The solution, according to Ronald, was to work separately and flesh out ideas until they are ready to be heard by the others. ‘That alleviates the pressure and the feeling of being pent-up while at the same time forcing you to work hard on it. Such a kind of distance is very important to me.’ This kind of workflow soon became the defining characteristic of the production process. ‘We seldom worked on the album all together, but of course we always had the material of the others’, explains Marin. ‘One of us did something with our producer, then somebody else came on board. This necessarily focussed our communication on the musical aspect. We were confronted with what others had done and tried to find an answer to it.’

‘What was central to the recordings was allowing ourselves to speak as musicians. We didn’t map out everything beforehand, but rather tried to play as it comes natural to us in the moment. We did try to incorporate jam aspects, but of course that occurs within this corset of computers and backing tracks we have.’ (Ronald)

Producer Marvin Horsch played a vital part in the process, pushing the members of Xul Zolar to both leave their comfort zone and trust their instinct as musicians. ‘We all come from entirely different genres, yet still we tried to use what came from within ourselves but wouldn’t necessarily be associated with this kind of music’, Dennis Hofmann explains. With Horsch’s assistance, the band consecutively peeled down layers, opting for more prominent individual parts rather than a dense mosaique of sounds – a process that didn’t come without its own challenges. ‘There was indeed resistance during the production of the album that needed to resolve itself and which was different from the EP’, Ronald recounts.

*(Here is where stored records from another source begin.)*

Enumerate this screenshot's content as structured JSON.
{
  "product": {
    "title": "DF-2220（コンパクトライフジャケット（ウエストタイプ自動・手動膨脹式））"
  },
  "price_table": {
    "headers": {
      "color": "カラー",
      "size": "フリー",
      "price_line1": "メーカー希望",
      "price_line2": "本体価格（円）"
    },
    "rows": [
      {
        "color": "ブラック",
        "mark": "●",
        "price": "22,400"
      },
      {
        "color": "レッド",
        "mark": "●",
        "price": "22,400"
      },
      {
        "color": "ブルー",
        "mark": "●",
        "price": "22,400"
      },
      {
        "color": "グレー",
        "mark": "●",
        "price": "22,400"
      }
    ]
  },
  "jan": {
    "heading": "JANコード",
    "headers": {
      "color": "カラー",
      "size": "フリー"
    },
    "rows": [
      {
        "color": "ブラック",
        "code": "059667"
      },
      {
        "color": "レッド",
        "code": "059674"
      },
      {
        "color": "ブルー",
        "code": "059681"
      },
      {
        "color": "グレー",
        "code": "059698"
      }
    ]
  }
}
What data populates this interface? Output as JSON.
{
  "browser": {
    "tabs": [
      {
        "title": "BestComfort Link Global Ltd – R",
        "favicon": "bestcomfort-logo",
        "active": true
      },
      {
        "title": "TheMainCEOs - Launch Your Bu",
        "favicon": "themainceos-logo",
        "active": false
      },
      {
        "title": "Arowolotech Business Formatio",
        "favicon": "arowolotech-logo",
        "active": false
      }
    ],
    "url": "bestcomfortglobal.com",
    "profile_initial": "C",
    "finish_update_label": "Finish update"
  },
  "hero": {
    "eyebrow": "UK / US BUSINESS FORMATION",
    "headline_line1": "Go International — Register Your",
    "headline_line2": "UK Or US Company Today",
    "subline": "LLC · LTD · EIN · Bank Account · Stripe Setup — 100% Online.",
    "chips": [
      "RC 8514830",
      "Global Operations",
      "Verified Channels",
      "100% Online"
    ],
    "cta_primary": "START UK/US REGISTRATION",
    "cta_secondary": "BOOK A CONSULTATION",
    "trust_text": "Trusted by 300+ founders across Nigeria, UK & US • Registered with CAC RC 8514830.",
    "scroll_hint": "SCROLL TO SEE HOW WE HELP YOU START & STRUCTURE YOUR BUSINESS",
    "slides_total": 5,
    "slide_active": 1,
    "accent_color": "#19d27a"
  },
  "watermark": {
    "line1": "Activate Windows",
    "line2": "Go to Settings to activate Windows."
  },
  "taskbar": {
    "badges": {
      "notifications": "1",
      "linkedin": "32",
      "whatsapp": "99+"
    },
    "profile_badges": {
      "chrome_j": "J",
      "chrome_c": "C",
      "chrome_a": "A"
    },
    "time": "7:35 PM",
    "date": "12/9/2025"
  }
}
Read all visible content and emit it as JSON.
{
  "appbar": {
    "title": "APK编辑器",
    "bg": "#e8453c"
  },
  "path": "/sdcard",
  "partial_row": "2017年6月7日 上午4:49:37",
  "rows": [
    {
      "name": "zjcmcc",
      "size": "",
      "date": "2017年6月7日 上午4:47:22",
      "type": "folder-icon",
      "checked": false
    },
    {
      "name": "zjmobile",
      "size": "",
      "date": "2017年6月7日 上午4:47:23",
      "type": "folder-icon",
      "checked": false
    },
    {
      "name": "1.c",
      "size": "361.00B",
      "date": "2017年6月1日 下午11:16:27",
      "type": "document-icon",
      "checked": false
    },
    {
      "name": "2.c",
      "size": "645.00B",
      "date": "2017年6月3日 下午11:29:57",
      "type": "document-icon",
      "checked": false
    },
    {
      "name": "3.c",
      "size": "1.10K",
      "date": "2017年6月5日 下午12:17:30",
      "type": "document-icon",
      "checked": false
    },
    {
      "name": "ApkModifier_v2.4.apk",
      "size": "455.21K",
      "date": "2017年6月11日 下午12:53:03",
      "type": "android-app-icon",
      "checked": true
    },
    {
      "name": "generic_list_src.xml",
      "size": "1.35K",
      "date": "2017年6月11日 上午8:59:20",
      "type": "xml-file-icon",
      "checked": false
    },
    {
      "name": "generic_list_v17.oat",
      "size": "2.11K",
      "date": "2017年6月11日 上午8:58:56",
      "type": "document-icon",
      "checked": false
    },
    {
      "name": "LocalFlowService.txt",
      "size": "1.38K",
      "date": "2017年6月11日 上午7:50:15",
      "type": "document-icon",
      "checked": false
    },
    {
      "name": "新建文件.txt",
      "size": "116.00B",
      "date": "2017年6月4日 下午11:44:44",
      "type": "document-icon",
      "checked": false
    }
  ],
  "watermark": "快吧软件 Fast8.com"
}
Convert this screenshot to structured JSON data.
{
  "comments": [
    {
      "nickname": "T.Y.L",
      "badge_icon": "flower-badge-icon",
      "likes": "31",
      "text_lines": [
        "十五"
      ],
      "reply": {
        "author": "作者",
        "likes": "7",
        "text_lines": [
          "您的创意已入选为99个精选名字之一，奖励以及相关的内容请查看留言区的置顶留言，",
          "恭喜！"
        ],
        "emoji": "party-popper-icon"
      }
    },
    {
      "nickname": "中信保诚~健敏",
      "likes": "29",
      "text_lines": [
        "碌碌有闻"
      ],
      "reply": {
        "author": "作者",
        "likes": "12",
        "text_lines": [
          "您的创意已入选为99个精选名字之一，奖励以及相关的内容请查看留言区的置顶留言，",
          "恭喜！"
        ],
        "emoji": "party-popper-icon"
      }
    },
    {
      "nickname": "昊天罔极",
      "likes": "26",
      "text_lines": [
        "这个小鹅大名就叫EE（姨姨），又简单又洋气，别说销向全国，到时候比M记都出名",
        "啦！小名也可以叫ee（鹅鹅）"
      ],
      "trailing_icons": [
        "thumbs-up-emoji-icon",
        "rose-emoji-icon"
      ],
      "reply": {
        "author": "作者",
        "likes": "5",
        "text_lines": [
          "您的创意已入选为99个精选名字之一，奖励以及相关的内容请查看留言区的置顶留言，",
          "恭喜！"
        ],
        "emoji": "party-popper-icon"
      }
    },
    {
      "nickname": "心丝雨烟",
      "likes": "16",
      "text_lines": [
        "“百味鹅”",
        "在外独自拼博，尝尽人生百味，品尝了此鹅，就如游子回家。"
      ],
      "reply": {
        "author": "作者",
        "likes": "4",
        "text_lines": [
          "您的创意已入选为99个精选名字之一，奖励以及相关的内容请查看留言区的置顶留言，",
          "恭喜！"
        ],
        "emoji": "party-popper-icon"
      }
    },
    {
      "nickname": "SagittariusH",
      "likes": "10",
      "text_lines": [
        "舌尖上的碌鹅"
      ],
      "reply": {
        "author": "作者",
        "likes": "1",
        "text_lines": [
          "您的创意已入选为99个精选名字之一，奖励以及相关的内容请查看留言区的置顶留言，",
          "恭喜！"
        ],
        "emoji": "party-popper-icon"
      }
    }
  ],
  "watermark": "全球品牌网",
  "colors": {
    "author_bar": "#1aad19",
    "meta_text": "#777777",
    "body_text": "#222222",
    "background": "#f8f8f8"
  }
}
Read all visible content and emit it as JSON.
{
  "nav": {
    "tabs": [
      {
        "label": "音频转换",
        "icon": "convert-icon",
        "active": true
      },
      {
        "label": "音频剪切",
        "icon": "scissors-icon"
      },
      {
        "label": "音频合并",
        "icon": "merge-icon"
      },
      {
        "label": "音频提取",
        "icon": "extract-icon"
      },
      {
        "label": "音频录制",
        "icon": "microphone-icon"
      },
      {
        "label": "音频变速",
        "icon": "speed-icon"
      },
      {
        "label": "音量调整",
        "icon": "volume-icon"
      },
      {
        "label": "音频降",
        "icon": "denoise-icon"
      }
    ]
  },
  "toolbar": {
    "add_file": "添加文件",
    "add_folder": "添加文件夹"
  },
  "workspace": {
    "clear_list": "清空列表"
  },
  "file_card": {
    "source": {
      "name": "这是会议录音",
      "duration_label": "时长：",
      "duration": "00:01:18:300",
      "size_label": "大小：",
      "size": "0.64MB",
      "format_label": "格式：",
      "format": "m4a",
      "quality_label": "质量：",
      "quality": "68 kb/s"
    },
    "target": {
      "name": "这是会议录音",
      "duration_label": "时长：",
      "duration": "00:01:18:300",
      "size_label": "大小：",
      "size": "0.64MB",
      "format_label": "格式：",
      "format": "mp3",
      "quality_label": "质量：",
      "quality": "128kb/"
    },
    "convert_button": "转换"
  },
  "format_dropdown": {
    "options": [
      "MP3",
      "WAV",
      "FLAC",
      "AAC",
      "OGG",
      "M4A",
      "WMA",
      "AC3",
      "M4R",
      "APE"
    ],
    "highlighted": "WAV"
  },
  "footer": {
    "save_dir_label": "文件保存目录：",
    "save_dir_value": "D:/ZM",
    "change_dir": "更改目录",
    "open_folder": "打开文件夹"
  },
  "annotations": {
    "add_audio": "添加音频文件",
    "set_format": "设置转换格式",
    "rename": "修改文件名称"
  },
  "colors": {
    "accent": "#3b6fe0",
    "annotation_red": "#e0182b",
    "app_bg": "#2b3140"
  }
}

‘The EP was about pushing all elements as far as possible into the background and conceal them, to make them merge into a complete equality of all elements. With the album, it was resolved by Marvin sometimes forcing us to concentrate on our performances – such as trying to get me to sing properly, for instance.’ (Ronald)

Listening to the record gives the impression that Fear Talk did indeed alleviate some of the concerns the band had harboured beforehand. What is more, it seems like it also gave answers to questions that occurred before and during the production of the album: ‘What is Xul Zolar all about, what are we good at, which of our skills make sense in combination with the others?’ And according to Ronald, he too saw a radical change taking place: ‘It was letting go of a paradigm: of trying to reduce a song as much as possible to a set of few melodic and harmonic elements and attempting to recreate the moment of a chorus in every minute of a song.’ Instead, Xul Zolar were finally following the flow. ‘During the creative process we noticed that these songs are becoming more and more band-like and this is where it unconsciously leads to’, Dennis Hofmann concludes. ‘We took it from there and said ‘this is happening, we need to push it further’.’ And so they did.

All Photos taken by Felix Weichelt for NBHAP.com